• Cathodic Protection
– Excluding the corrosive environment
• Corrosion inhibitors are used in areas where the electrolyte solution
is of a known and controllable quantity.
• On ships this occurs in onboard equipment (boilers, tanks, pipes).
• Anodic inhibitors work by migrating to the anode and react to form
salts which act as a protective barrier. Examples are chromates,
nitrites, phosphates and soluble oils.
• Cathodic inhibitors migrate to the cathode, and either inhibit
oxygen absorption or hydrogen evolution. Examples are salt
compounds of magnesium, zinc, nickel or arsenic.
• Sir Humphrey Davy and his associate Michael Faraday first suggested
this as a method to protect ships hulls in 1824.
• Zinc protector plates were attached to copper sheathed hulls of Navy
vessels to reduce copper corrosion. The first full vessel to be protected
in this way was “Samarang”.
• The principle of Cathodic Protection is to convert all the anode areas
to cathodes, by polarising them to the same electrical potential as the
• There are two methods:
– Sacrificial anodes
– Application of an external electric current (ie an impressed current)
• Paints are mixtures of many raw materials.

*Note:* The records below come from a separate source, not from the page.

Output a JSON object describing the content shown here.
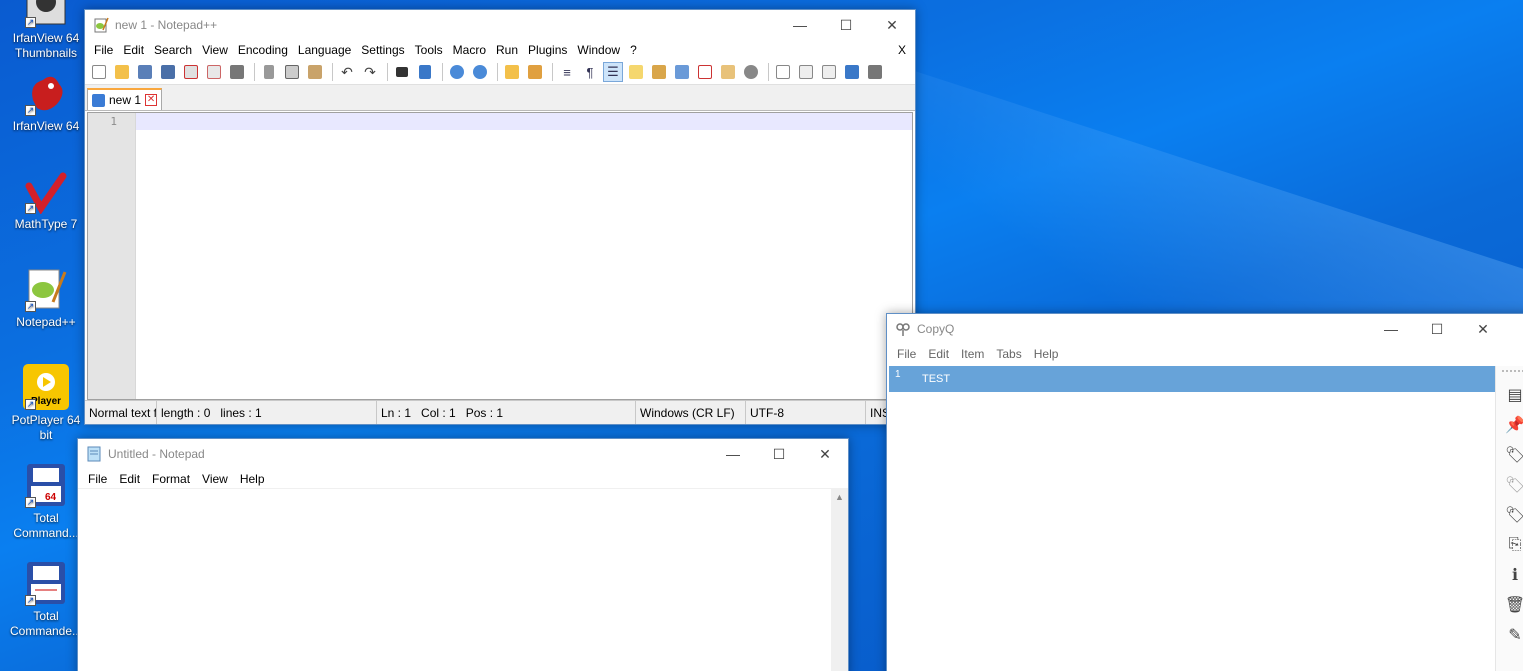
{
  "desktop": {
    "icons": [
      {
        "label": "IrfanView 64 Thumbnails"
      },
      {
        "label": "IrfanView 64"
      },
      {
        "label": "MathType 7"
      },
      {
        "label": "Notepad++"
      },
      {
        "label": "PotPlayer 64 bit",
        "badge": "Player"
      },
      {
        "label": "Total Command...",
        "badge": "64"
      },
      {
        "label": "Total Commande..."
      }
    ]
  },
  "npp": {
    "title": "new 1 - Notepad++",
    "menu": [
      "File",
      "Edit",
      "Search",
      "View",
      "Encoding",
      "Language",
      "Settings",
      "Tools",
      "Macro",
      "Run",
      "Plugins",
      "Window",
      "?"
    ],
    "menu_close": "X",
    "tab_label": "new 1",
    "line_number": "1",
    "status": {
      "lang": "Normal text f",
      "length": "length : 0",
      "lines": "lines : 1",
      "ln": "Ln : 1",
      "col": "Col : 1",
      "pos": "Pos : 1",
      "eol": "Windows (CR LF)",
      "encoding": "UTF-8",
      "mode": "INS"
    }
  },
  "notepad": {
    "title": "Untitled - Notepad",
    "menu": [
      "File",
      "Edit",
      "Format",
      "View",
      "Help"
    ]
  },
  "copyq": {
    "title": "CopyQ",
    "menu": [
      "File",
      "Edit",
      "Item",
      "Tabs",
      "Help"
    ],
    "items": [
      {
        "index": "1",
        "text": "TEST"
      }
    ]
  },
  "colors": {
    "desktop": "#0a6ad8",
    "selection": "#67a3d9",
    "current_line": "#e8e8ff"
  }
}
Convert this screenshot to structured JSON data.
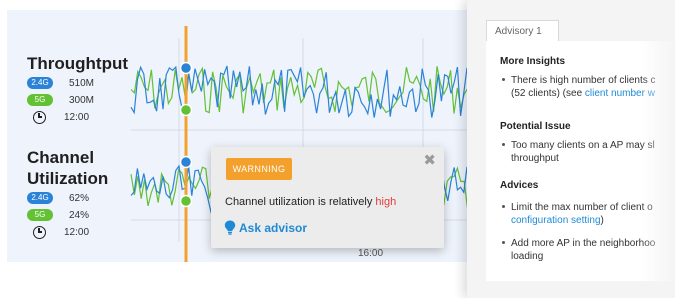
{
  "panels": {
    "throughput": {
      "title_line1": "Throughtput",
      "title_line2": "",
      "legend": [
        {
          "badge": "2.4G",
          "color": "#2b83d8",
          "value": "510M"
        },
        {
          "badge": "5G",
          "color": "#63c134",
          "value": "300M"
        }
      ],
      "time_icon": "clock-icon",
      "time": "12:00"
    },
    "utilization": {
      "title_line1": "Channel",
      "title_line2": "Utilization",
      "legend": [
        {
          "badge": "2.4G",
          "color": "#2b83d8",
          "value": "62%"
        },
        {
          "badge": "5G",
          "color": "#63c134",
          "value": "24%"
        }
      ],
      "time_icon": "clock-icon",
      "time": "12:00"
    },
    "x_axis_tick": "16:00",
    "cursor_color": "#f4a02c"
  },
  "popup": {
    "badge": "WARNNING",
    "close_icon": "close-icon",
    "message_prefix": "Channel utilization is relatively ",
    "message_highlight": "high",
    "action_icon": "lightbulb-icon",
    "action_label": "Ask advisor"
  },
  "advisory": {
    "tab_label": "Advisory 1",
    "sections": [
      {
        "title": "More Insights",
        "bullets": [
          {
            "line1": "There is high number of clients c",
            "line2_text": "(52 clients) (see ",
            "line2_link": "client number w"
          }
        ]
      },
      {
        "title": "Potential Issue",
        "bullets": [
          {
            "line1": "Too many clients on a AP may sl",
            "line2_text": "throughput"
          }
        ]
      },
      {
        "title": "Advices",
        "bullets": [
          {
            "line1": "Limit the max number of client o",
            "line2_link": "configuration setting",
            "line2_suffix": ")"
          },
          {
            "line1": "Add more AP in the neighborhoo",
            "line2_text": "loading"
          }
        ]
      }
    ]
  }
}
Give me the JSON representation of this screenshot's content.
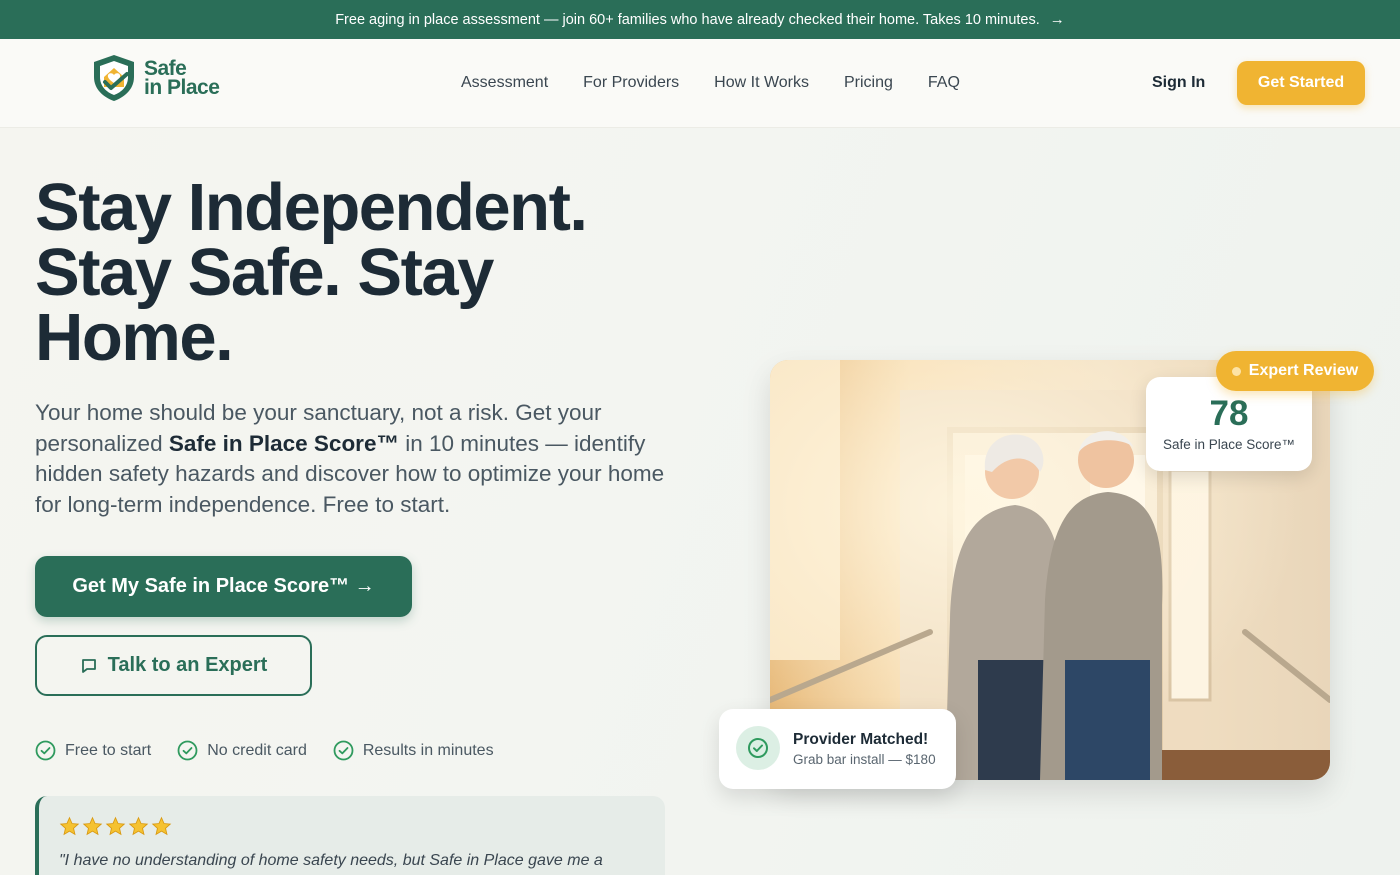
{
  "announcement": {
    "text": "Free aging in place assessment — join 60+ families who have already checked their home. Takes 10 minutes.",
    "arrow": "→"
  },
  "brand": {
    "line1": "Safe",
    "line2": "in Place"
  },
  "nav": {
    "links": [
      "Assessment",
      "For Providers",
      "How It Works",
      "Pricing",
      "FAQ"
    ],
    "sign_in": "Sign In",
    "get_started": "Get Started"
  },
  "hero": {
    "title_line1": "Stay Independent.",
    "title_line2": "Stay Safe. Stay",
    "title_line3": "Home.",
    "sub_before": "Your home should be your sanctuary, not a risk. Get your personalized ",
    "sub_bold": "Safe in Place Score™",
    "sub_after": " in 10 minutes — identify hidden safety hazards and discover how to optimize your home for long-term independence. Free to start.",
    "primary_cta": "Get My Safe in Place Score™ →",
    "secondary_cta": "Talk to an Expert",
    "checks": [
      "Free to start",
      "No credit card",
      "Results in minutes"
    ]
  },
  "testimonial": {
    "stars": 5,
    "quote": "\"I have no understanding of home safety needs, but Safe in Place gave me a"
  },
  "score_card": {
    "value": "78",
    "label": "Safe in Place Score™"
  },
  "expert_badge": {
    "label": "Expert Review"
  },
  "provider_card": {
    "title": "Provider Matched!",
    "detail": "Grab bar install — $180"
  },
  "colors": {
    "brand_green": "#2a6e58",
    "accent_gold": "#f0b432"
  }
}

The major components
– Binder (other terms used include: vehicle, medium, resin, film
– Pigment or Extender.
• The first two form the final dry paint film.
• Solvent is only necessary to facilitate application and initial film
formation, it leaves the film by evaporation and can therefore be
considered an expensive waste product.
• Binders (or “Resins”) are the film forming components of paint.
• They determine the characteristics of the coating, both physical
• Paints are generally named after their binder component,
(eg.epoxy paints, chlorinated rubber paints, alkyd paints etc).
• Binders fall into two classes:
• In convertible coatings there is a chemical reaction involved.
• In non-convertible coatings there is no chemical reaction, only
loss of solvent.
• Pigments and extenders are used in the form of fine powders
which are dispersed into the binder to various particle sizes.
• These materials can be divided into the following types:
– Anticorrosive pigments
– Barrier pigments
– Colouring pigments
• Solvents are used in paints principally to facilitate application.
• Their function is to dissolve the binder and reduce the viscosity of
the paint to a level which is suitable for the various methods of
application, ie. brush, roller, conventional spray, airless spray.
• After application the solvent evaporates.
• Solvent therefore is a high cost waste material.
• The outside of a ships hull is generally coated with an anticorrosive
paint system and an antifouling paint
• For the purposes of this talk we assume that the antifouling paint has
or no effect on the anticorrosive properties of the scheme.
• The better the anticorrosive system the longer the vessel will be
protected against corrosion, and the less will be the reliance on
– No fouling where the coating remains intact
– No In-water cleaning required
– Reduced cavitation-induced noise in certain instances .Trials are
continuing at Newcastle University and on ships to understand
and quantify these benefits further.
• CP systems are capable of protecting structures without paint
• CP will only work when the anode and the structure are joined by a
conductive medium eg. sea water.
• Structures subject to cyclic wet/dry immersion, eg. splash zones or ballast
tanks, will only be protected for part of the time.
• The costs involved in the installation and maintenance of a CP system are
significantly reduced if a protective coating is applied.
• All coatings are subject to degradation over their service lifetime
• Coatings become damaged due to the operational environment
• CP systems provide protection at sites of damage or holidays (whilst the
structure is immersed)
• Coatings are a mixture of binder, pigment, and solvent and help to protect
against corrosion by reducing the diffusion of oxygen and the electrolytic
• Paints and CP systems work well together providing care is taken with the total
• Paint choice will influence the cost of corrosion protection at both new
construction and maintenance.
• The direct cost of coatings is ~2% of a new vessel. With the surface
preparation and coating application costs this increases to 8~10%.
• Coating failures can be very costly so choice of the correct product is essential,
Thank you for your attention